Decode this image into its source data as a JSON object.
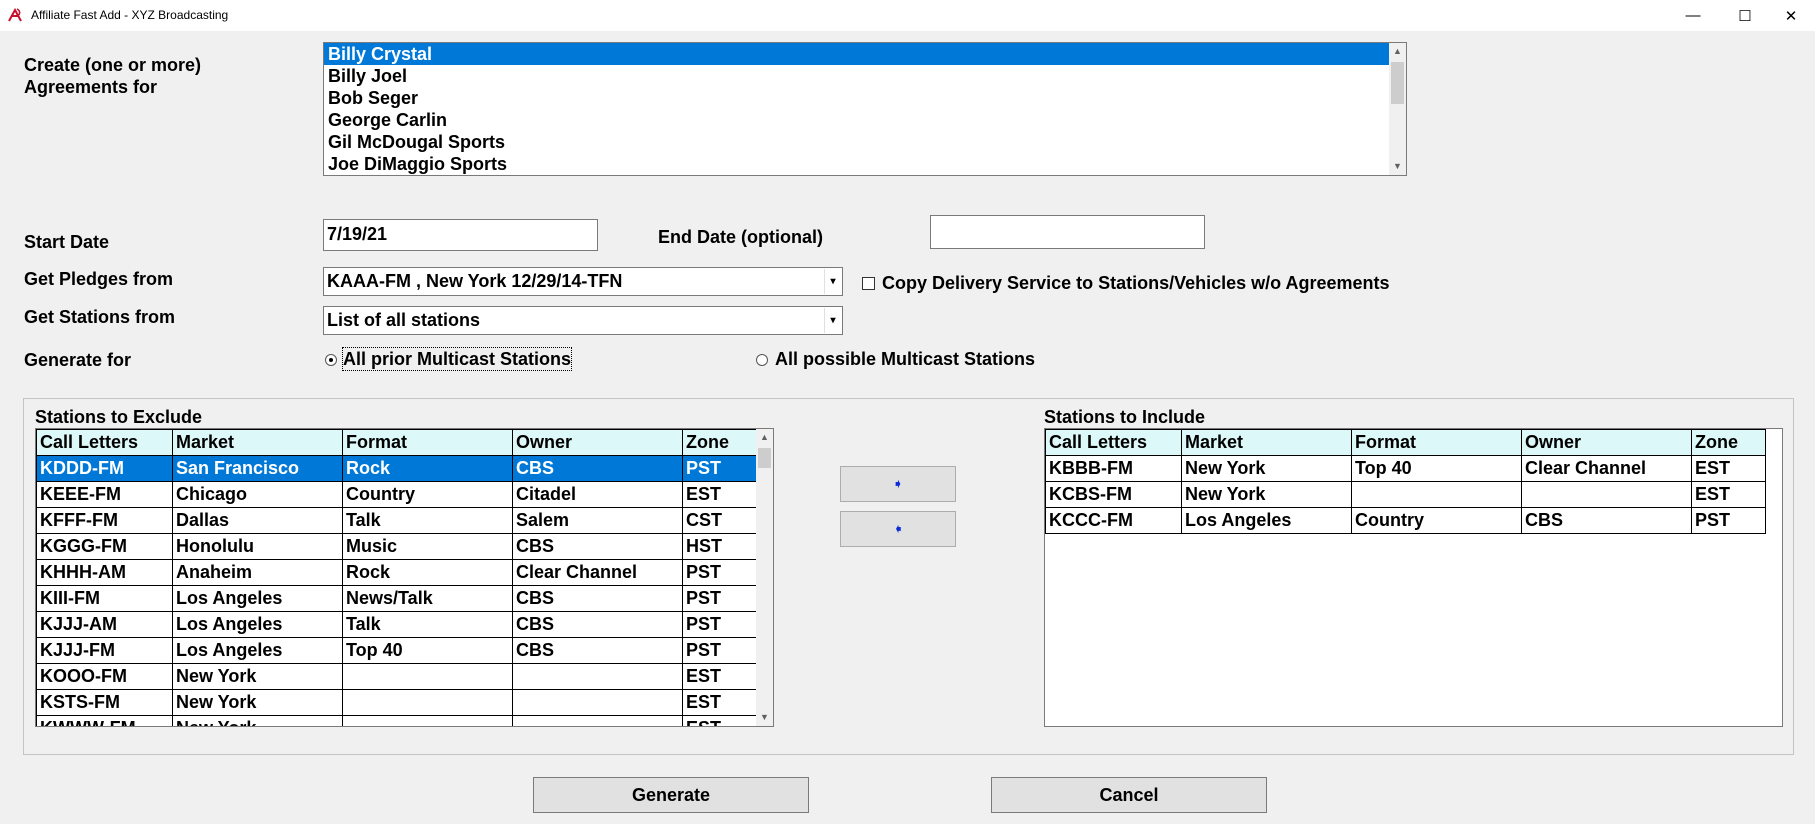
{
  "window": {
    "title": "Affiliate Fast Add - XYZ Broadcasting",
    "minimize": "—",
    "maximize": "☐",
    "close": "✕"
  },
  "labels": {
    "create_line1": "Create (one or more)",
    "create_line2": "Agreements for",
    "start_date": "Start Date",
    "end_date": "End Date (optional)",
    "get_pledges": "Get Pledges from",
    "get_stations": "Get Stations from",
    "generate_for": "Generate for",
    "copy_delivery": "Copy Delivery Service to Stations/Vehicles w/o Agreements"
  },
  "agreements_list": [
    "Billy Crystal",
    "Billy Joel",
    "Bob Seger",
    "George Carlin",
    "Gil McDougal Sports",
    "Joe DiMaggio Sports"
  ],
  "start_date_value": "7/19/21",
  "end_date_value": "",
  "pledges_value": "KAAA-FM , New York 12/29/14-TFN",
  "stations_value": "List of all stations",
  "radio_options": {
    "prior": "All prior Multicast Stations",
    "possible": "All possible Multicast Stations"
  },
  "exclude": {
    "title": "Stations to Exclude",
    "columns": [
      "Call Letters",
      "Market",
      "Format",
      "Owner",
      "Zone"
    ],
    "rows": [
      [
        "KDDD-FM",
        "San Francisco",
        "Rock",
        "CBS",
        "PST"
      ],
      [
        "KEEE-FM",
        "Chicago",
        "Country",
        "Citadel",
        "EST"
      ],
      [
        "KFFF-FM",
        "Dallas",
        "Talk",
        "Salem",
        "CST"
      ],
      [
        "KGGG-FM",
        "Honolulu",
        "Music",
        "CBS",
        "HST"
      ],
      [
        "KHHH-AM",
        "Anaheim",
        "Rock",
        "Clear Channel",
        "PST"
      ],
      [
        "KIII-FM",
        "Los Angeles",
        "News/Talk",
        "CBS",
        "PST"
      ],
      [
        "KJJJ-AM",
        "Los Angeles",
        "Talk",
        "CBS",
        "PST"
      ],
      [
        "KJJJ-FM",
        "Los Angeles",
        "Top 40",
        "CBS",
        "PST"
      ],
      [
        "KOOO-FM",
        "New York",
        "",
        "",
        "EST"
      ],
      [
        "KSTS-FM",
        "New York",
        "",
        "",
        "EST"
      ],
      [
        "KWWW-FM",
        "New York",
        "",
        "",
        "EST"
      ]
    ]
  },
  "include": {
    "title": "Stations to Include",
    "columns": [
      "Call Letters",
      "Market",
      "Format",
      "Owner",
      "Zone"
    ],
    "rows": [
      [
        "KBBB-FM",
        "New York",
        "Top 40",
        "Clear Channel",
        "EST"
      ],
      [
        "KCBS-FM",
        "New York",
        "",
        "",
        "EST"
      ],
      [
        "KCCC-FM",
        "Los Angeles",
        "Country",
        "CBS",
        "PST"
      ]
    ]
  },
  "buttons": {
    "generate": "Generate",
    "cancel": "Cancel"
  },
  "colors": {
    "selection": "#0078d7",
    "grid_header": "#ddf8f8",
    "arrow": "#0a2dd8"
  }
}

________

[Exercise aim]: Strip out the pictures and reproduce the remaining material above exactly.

[Response for this exercise]:
Decode this image into its source data as a JSON object.
{
  "window": {
    "title": "Affiliate Fast Add - XYZ Broadcasting",
    "minimize": "—",
    "maximize": "☐",
    "close": "✕"
  },
  "labels": {
    "create_line1": "Create (one or more)",
    "create_line2": "Agreements for",
    "start_date": "Start Date",
    "end_date": "End Date (optional)",
    "get_pledges": "Get Pledges from",
    "get_stations": "Get Stations from",
    "generate_for": "Generate for",
    "copy_delivery": "Copy Delivery Service to Stations/Vehicles w/o Agreements"
  },
  "agreements_list": [
    "Billy Crystal",
    "Billy Joel",
    "Bob Seger",
    "George Carlin",
    "Gil McDougal Sports",
    "Joe DiMaggio Sports"
  ],
  "start_date_value": "7/19/21",
  "end_date_value": "",
  "pledges_value": "KAAA-FM , New York 12/29/14-TFN",
  "stations_value": "List of all stations",
  "radio_options": {
    "prior": "All prior Multicast Stations",
    "possible": "All possible Multicast Stations"
  },
  "exclude": {
    "title": "Stations to Exclude",
    "columns": [
      "Call Letters",
      "Market",
      "Format",
      "Owner",
      "Zone"
    ],
    "rows": [
      [
        "KDDD-FM",
        "San Francisco",
        "Rock",
        "CBS",
        "PST"
      ],
      [
        "KEEE-FM",
        "Chicago",
        "Country",
        "Citadel",
        "EST"
      ],
      [
        "KFFF-FM",
        "Dallas",
        "Talk",
        "Salem",
        "CST"
      ],
      [
        "KGGG-FM",
        "Honolulu",
        "Music",
        "CBS",
        "HST"
      ],
      [
        "KHHH-AM",
        "Anaheim",
        "Rock",
        "Clear Channel",
        "PST"
      ],
      [
        "KIII-FM",
        "Los Angeles",
        "News/Talk",
        "CBS",
        "PST"
      ],
      [
        "KJJJ-AM",
        "Los Angeles",
        "Talk",
        "CBS",
        "PST"
      ],
      [
        "KJJJ-FM",
        "Los Angeles",
        "Top 40",
        "CBS",
        "PST"
      ],
      [
        "KOOO-FM",
        "New York",
        "",
        "",
        "EST"
      ],
      [
        "KSTS-FM",
        "New York",
        "",
        "",
        "EST"
      ],
      [
        "KWWW-FM",
        "New York",
        "",
        "",
        "EST"
      ]
    ]
  },
  "include": {
    "title": "Stations to Include",
    "columns": [
      "Call Letters",
      "Market",
      "Format",
      "Owner",
      "Zone"
    ],
    "rows": [
      [
        "KBBB-FM",
        "New York",
        "Top 40",
        "Clear Channel",
        "EST"
      ],
      [
        "KCBS-FM",
        "New York",
        "",
        "",
        "EST"
      ],
      [
        "KCCC-FM",
        "Los Angeles",
        "Country",
        "CBS",
        "PST"
      ]
    ]
  },
  "buttons": {
    "generate": "Generate",
    "cancel": "Cancel"
  },
  "colors": {
    "selection": "#0078d7",
    "grid_header": "#ddf8f8",
    "arrow": "#0a2dd8"
  }
}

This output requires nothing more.